Last November, Canada’s Federal Court approved the first pirate site blockade in the country.
Following a complaint from major media companies Rogers, Bell and TVA, the Court ordered several major ISPs to block access to domains and IP-addresses of the pirate IPTV service GoldTV.
This is the first blocking order of its kind in Canada but could be the start of many. While most of the targeted ISPs stayed quiet and didn’t even acknowledge receipt of our questions, TekSavvy chose to appeal the blocking injunction.
The Internet provider is not the only organization that’s worried about the blocking order. Several others have raised concerns and some have now asked the Federal Court of Appeal if they can intervene in the case. This includes CIRA, the registry that operates the .CA domain name.
The registry, which also provides DNS services for .PT, .SE, and .ES domains, says it didn’t previously intervene because it wasn’t aware of the proceeding. It only learned about the blockades after these were reported in the media.
Among other things, CIRA is concerned that the website blocking injunction will interfere with the open Internet infrastructure. In addition, it will also bypass its authority by pointing Internet users to other locations when they try to access a .CA domain.

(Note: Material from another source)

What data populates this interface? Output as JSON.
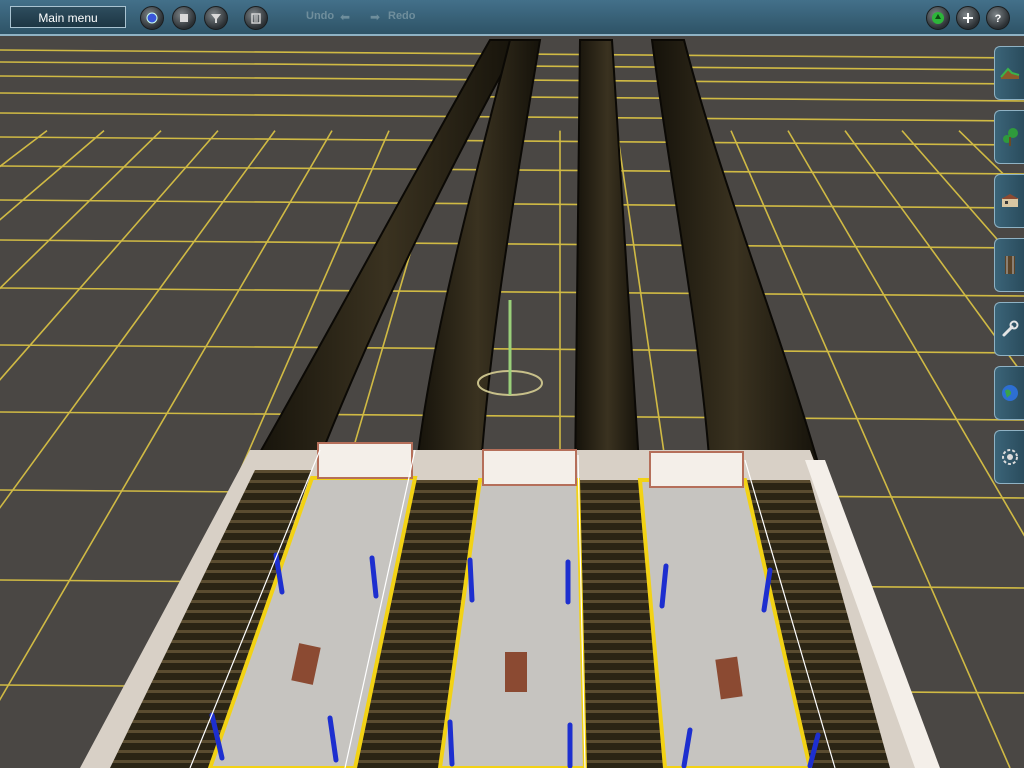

“Ordering ISPs to intercept and redirect internet communications could conflict with CIRA’s longstanding commitment to maintain an open and effective internet architecture,” CIRA writes.
“It could jeopardize CIRA’s mission to steward the .CA domain and to provide high quality registry, DNS, and cybersecurity services,” the registry adds.
Ideally, more stakeholders should have been consulted before making such a drastic decision, the registry notes. In CIRA’s view, site blocking is not the answer to address infringing sites. It directly conflicts with the Telecommunications Act while there are better alternatives.
One of the options suggested by CIRA is to identify the site owners through the WHOIS database. The organization says that it can provide such information when it’s compelled to do so by a Canadian court order.
Possible measures could also include involving other third-party intermediaries such as hosting companies and payment intermediaries.
“Any and all of those options are, while still extreme, more consistent with the Telecommunications Act and less intrusive into the technical architecture of the internet than the remedy sought from and granted by the Federal Court,” CIRA writes.
Based on these and other arguments, the registry asks the Federal Court of Appeal to grant its motion to intervene in the case.
Another organization that would like to be heard is the Canadian Internet Policy and Public Interest Clinic (CIPPIC). The group, which is connected to the University of Ottawa, also believes that the site-blocking order should be reversed.
“ISP-based website blocking is an intrusive remedy, incompatible with the right to free expression,” CIPPIC writes, adding that it also raises issues with the Copyright Act and the Telecommunications Act.
Such orders should not be taken lightly and deserve more scrutiny than the Federal Court has offered so far.
CIPPIC raises a variety of issues which it wants to argue in more detail. This also includes possible conflicts with net neutrality.
“ISP-based website blocking orders have a significant potential to disrupt communications networks and interfere with network innovation,” CIPPIC writes.
“Any ISP-based website blocking order must therefore ensure it does not undermine the CRTC’s role, legislatively mandated under section 36 of the Telecommunications Act, for monitoring net neutrality and ISP interference with transmitted content”
Both motions to intervene have yet to be reviewed by the Court and more may still be filed, also from rightsholders.
Given the interest of these parties, it’s clear that the matter has triggered much broader interest than during the initial proceeding.